#### HOW TO COMPLETE THIS TASK
Write out the entries below once more, exactly, with the pictures left out.

━━ RECORDS FOR THE EXERCISE

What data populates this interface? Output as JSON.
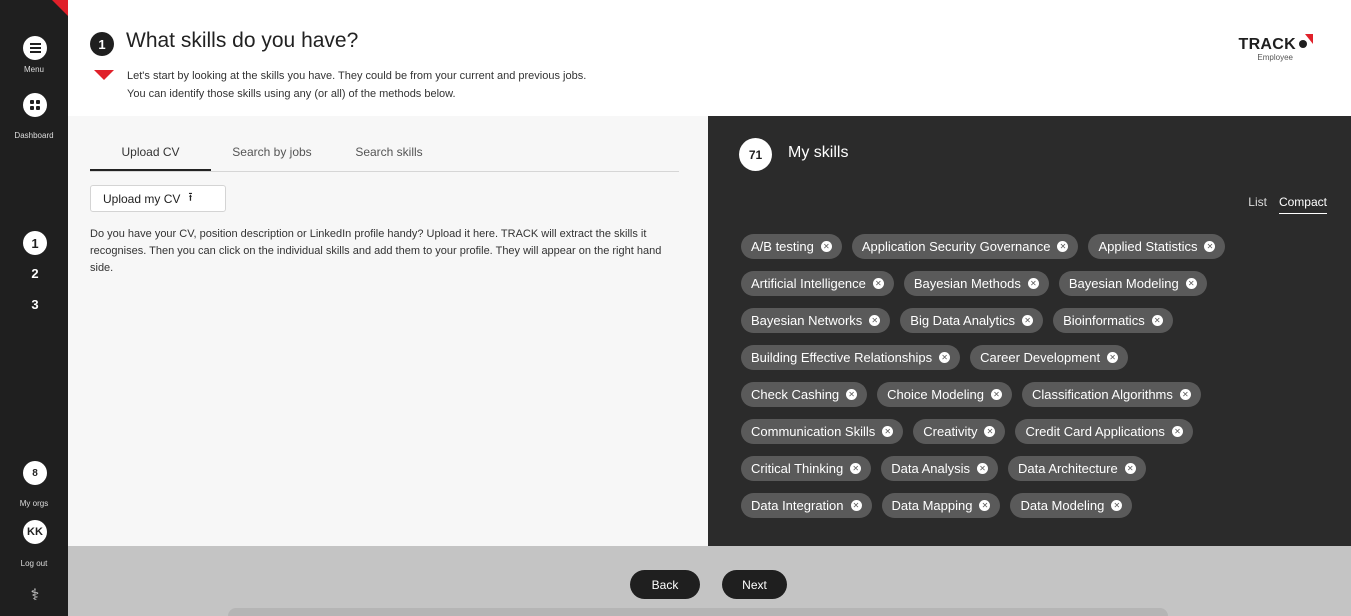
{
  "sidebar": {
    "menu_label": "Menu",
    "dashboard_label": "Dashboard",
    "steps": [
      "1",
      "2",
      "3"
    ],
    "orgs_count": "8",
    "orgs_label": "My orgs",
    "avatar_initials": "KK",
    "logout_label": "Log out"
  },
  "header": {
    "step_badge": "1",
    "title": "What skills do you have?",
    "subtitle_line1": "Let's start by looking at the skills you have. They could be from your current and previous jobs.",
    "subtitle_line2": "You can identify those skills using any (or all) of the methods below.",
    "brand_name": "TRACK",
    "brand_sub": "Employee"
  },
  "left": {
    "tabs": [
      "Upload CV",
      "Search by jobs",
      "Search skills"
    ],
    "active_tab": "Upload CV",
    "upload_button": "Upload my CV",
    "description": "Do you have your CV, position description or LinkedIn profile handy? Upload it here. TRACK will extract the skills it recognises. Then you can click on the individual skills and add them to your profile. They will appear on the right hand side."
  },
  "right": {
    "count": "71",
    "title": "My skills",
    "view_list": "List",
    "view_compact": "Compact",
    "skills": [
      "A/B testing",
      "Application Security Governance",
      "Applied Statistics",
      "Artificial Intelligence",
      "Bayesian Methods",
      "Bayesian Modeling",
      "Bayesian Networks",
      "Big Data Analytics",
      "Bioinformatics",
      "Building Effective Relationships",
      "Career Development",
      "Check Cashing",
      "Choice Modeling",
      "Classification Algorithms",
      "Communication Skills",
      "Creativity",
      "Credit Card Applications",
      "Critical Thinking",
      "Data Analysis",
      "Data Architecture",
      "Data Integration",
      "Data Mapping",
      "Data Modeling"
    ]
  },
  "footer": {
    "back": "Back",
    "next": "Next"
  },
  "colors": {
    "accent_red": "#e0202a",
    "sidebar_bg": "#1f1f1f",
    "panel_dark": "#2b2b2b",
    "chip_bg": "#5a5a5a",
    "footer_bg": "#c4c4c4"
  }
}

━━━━

#### ANSWER FOR THE TASK
What data populates this interface? Output as JSON.
{
  "sidebar": {
    "menu_label": "Menu",
    "dashboard_label": "Dashboard",
    "steps": [
      "1",
      "2",
      "3"
    ],
    "orgs_count": "8",
    "orgs_label": "My orgs",
    "avatar_initials": "KK",
    "logout_label": "Log out"
  },
  "header": {
    "step_badge": "1",
    "title": "What skills do you have?",
    "subtitle_line1": "Let's start by looking at the skills you have. They could be from your current and previous jobs.",
    "subtitle_line2": "You can identify those skills using any (or all) of the methods below.",
    "brand_name": "TRACK",
    "brand_sub": "Employee"
  },
  "left": {
    "tabs": [
      "Upload CV",
      "Search by jobs",
      "Search skills"
    ],
    "active_tab": "Upload CV",
    "upload_button": "Upload my CV",
    "description": "Do you have your CV, position description or LinkedIn profile handy? Upload it here. TRACK will extract the skills it recognises. Then you can click on the individual skills and add them to your profile. They will appear on the right hand side."
  },
  "right": {
    "count": "71",
    "title": "My skills",
    "view_list": "List",
    "view_compact": "Compact",
    "skills": [
      "A/B testing",
      "Application Security Governance",
      "Applied Statistics",
      "Artificial Intelligence",
      "Bayesian Methods",
      "Bayesian Modeling",
      "Bayesian Networks",
      "Big Data Analytics",
      "Bioinformatics",
      "Building Effective Relationships",
      "Career Development",
      "Check Cashing",
      "Choice Modeling",
      "Classification Algorithms",
      "Communication Skills",
      "Creativity",
      "Credit Card Applications",
      "Critical Thinking",
      "Data Analysis",
      "Data Architecture",
      "Data Integration",
      "Data Mapping",
      "Data Modeling"
    ]
  },
  "footer": {
    "back": "Back",
    "next": "Next"
  },
  "colors": {
    "accent_red": "#e0202a",
    "sidebar_bg": "#1f1f1f",
    "panel_dark": "#2b2b2b",
    "chip_bg": "#5a5a5a",
    "footer_bg": "#c4c4c4"
  }
}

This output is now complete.